Gregg Braden, a former earth science expert and computer systems designer, is an author and guide to sacred sites throughout the world. He and his wife divide their time between New Mexico and Florida.
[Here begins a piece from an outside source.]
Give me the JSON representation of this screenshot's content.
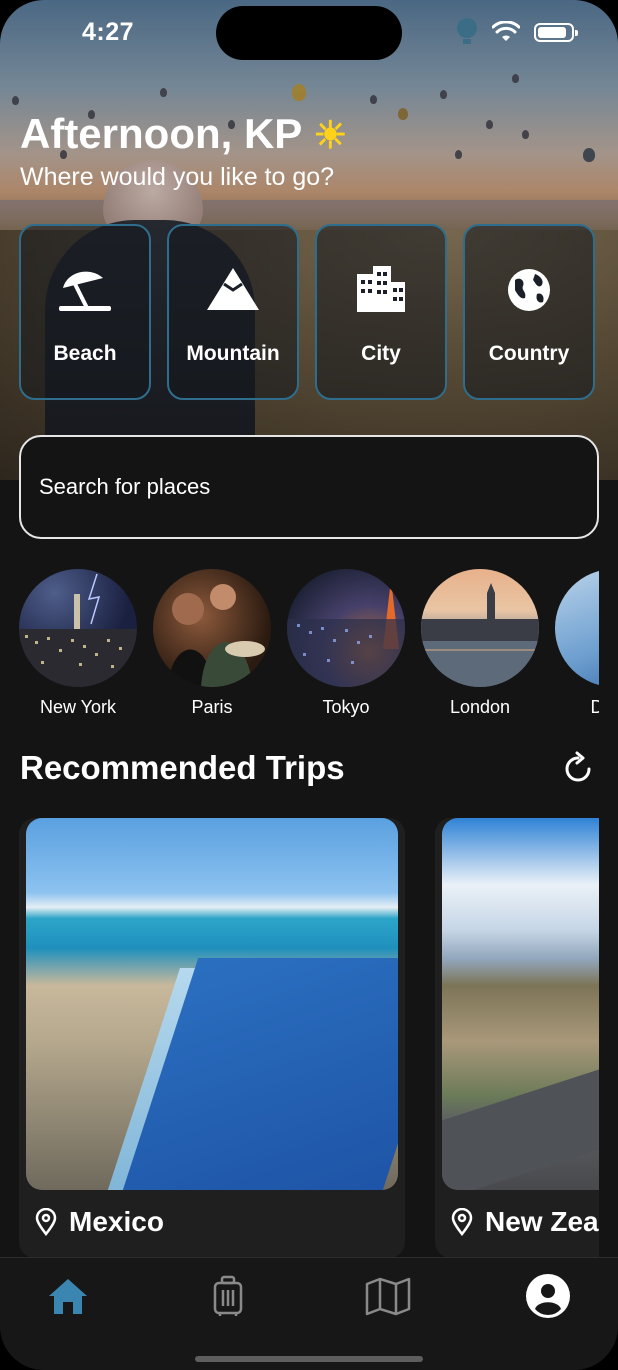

Braden, author of Walking Between the Worlds and Awakening to Zero Point, examines one of the ancient texts found in the 1947 discovery of the Dead Sea Scrolls at Nag Hammadi. Braden contends that scholars have misinterpreted the Isaiah Scroll, which opens with apocalyptic visions of massive global destruction followed by a time of peace. The author claims that the scroll contains the key to a lost scientific tradition that promises to end war and heal our bodies. Indeed, he contends, Isaiah's prophecies can help us make sense of recent changes in climate and weather, changes that, according to Braden, have perplexed Western scientists untutored in the ancient prophecies. He suggests that we may be living in the era that precedes the destruction Isaiah predicted. But we are not destined to fulfill the prophecies: prayer, writes Braden, "allows us to choose which future prophecy we live." Not just any prayer, of course: Braden finds traditional Western prayer inadequate to the task, so he introduces readers to a (somewhat garbled) lost mode of prayer where the supplicant does not ask for something but acknowledges that somehow the prayer has already been fulfilled. Spiritual seekers in America have long and venerable traditions of trying to match up the general prophecies in ancient texts with specific contemporary events; Braden's bizarre attempt may not, in the end, prove to be more accurate than those that identified Gorbachev as the Antichrist. (Apr.) Copyright 2000 Cahners Business Information.